Myth #1. Charter schools are private, for-profit schools.
Fact. DC law requires that a charter school must be a nonprofit organization. A charter school may, however, enter into a contract with a for-profit company just as traditional school districts may contract with vendors to provide services such as school lunches, security, transportation, curriculum support, or accounting.

 

Myth #2. Okay, but charter schools are not really public schools.
Fact.
Charter schools are public schools that operate independently from the school district central office. They are funded with taxpayer dollars. Each charter school is considered to be a Local Education Agency. In other words, each charter school is its own school district with its own board.

 

Myth #3. Charter schools charge tuition.
Fact. Charter schools are tuition-free for all DC resident students. Only non-DC residents can be charged tuition.

 

Myth #4. Charter schools only accept certain students.
Fact. Because charter schools are public schools, they must accept any DC resident student until the school's enrollment is full. If more students want to enroll than there are seats available, the school must hold a lottery to determine which students can be admitted. Charter schools cannot require an admissions test, audition, minimum grade point average, or any other criteria to admit students.

 

Myth #5. Charter schools are serving affluent families.
Fact.
Charter schools serve a high percentage of low-income students. Free- and reduced-lunch enrollment was 78% in the public charter schools as compared to 63% in the traditional DC public schools in the 2003-2004 school year.

 

Myth #6. Charter schools are not serving children of color.
Fact. In 2003-2004, charter school enrollment was 92% African American, 6% Latino, 1% White, .2% Asian, and .8% Other.

 

Myth #7. Charter schools are not accountable.
Fact. Charter schools are freed from certain regulations in exchange for increased accountability for student achievement. They are held to the same federal requirements as traditional public schools under the No Child Left Behind Act, and have additional requirements from their authorizers. If a charter school does not meet the terms of its charter agreement, or fails to appropriately manage its finances and operations, it can be shut down.

 

Myth #8. Charter schools get more money than DC Public Schools.
Fact. Using the exact same formula as the DC Public Schools, charter schools receive funding based on the number of enrolled students. In 2004-2005, DCPS and charter schools received an average of $6,900 per student, with additional amounts for students with special needs. Based on the DCPS capital budget, charter schools receive funds to purchase, lease, or renovate a facility (about $2,380 per student for 04-05). The difference is that charter schools have total control over their budgets.
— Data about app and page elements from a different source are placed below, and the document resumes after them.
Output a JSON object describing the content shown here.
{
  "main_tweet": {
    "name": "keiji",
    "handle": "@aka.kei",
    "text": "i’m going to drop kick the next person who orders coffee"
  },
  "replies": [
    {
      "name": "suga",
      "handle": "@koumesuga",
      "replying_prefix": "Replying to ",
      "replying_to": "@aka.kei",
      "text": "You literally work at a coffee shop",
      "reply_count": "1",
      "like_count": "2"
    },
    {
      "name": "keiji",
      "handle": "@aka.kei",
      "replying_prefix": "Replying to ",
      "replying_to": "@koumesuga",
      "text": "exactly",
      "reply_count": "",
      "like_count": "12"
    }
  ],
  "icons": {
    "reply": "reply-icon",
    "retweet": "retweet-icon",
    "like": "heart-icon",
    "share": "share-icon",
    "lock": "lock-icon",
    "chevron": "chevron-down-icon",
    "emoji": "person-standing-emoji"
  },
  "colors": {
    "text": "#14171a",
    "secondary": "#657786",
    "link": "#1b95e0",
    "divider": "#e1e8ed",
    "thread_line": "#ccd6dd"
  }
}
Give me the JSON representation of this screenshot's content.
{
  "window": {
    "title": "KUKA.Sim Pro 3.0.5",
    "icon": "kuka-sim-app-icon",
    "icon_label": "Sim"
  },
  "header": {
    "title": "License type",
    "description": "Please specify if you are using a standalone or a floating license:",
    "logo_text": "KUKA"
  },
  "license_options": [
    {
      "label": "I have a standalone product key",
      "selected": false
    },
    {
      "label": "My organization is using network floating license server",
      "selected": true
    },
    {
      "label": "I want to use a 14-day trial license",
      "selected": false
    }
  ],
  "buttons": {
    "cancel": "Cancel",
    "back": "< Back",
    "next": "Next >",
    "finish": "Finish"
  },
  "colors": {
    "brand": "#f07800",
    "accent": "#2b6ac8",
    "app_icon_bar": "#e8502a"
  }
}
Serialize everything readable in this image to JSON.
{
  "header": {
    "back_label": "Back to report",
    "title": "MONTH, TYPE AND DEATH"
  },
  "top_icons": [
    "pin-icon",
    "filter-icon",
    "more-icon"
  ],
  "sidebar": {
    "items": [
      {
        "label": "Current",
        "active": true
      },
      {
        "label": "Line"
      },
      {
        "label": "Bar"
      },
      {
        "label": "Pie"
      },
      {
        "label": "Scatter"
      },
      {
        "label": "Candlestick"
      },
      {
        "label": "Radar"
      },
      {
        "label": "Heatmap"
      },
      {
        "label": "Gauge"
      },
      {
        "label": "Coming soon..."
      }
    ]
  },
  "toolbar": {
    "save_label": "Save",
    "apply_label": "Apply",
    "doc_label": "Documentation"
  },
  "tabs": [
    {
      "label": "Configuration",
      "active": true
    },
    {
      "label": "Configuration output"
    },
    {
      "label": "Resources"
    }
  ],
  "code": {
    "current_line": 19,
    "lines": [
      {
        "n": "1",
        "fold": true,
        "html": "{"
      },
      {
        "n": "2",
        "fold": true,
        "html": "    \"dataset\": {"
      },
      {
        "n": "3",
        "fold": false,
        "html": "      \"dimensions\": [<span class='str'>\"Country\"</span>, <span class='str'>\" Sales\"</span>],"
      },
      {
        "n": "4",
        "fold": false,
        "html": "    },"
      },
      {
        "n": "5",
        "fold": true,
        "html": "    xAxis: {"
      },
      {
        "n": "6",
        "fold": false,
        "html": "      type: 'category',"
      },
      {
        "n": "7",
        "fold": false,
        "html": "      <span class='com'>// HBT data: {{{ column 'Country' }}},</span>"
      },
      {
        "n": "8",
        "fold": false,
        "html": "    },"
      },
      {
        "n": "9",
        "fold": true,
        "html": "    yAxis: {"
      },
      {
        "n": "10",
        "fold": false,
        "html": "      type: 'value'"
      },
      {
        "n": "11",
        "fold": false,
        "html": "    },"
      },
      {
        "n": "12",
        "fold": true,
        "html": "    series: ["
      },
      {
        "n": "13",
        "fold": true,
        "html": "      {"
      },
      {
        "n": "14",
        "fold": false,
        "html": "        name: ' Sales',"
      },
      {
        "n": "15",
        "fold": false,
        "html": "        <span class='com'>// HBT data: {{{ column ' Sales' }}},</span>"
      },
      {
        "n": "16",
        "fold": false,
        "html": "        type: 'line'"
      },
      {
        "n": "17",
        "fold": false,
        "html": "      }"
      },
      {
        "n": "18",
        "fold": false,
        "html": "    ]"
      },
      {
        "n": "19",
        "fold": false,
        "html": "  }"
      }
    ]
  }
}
Charter schools aren't required to “pay back” a percentage of per pupil funding to the DCPS central office; they have to use funds to provide central office services themselves.

 

Myth #9. Charter Schools take money from DC Public Schools.
Fact.
When a child transfers to a charter school, the money follows that child. However, the DC charter school law provides that DC Public Schools are funded based on the prior year's enrollment and charter schools are funded on current year enrollment. That gives DCPS a “cushion” since the District is funded for students who have already transferred out. Since the first public charter school opened in 1997, DCPS’s annual operating funding has actually increased even though its enrollment has declined.

 

Myth #10. Charter Schools are undermining the DC Public Schools.
Fact.
Charter schools are a means to reform public education; they instill accountability into public education schools are closed if they don't perform. They also infuse hope into a system in which the public has been losing confidence. Charter schools expand choices and provide a variety of models for different learning styles and interests (afro-centric, bilingual, performing arts, residential, vocational, and others) complimenting the District's educational offerings.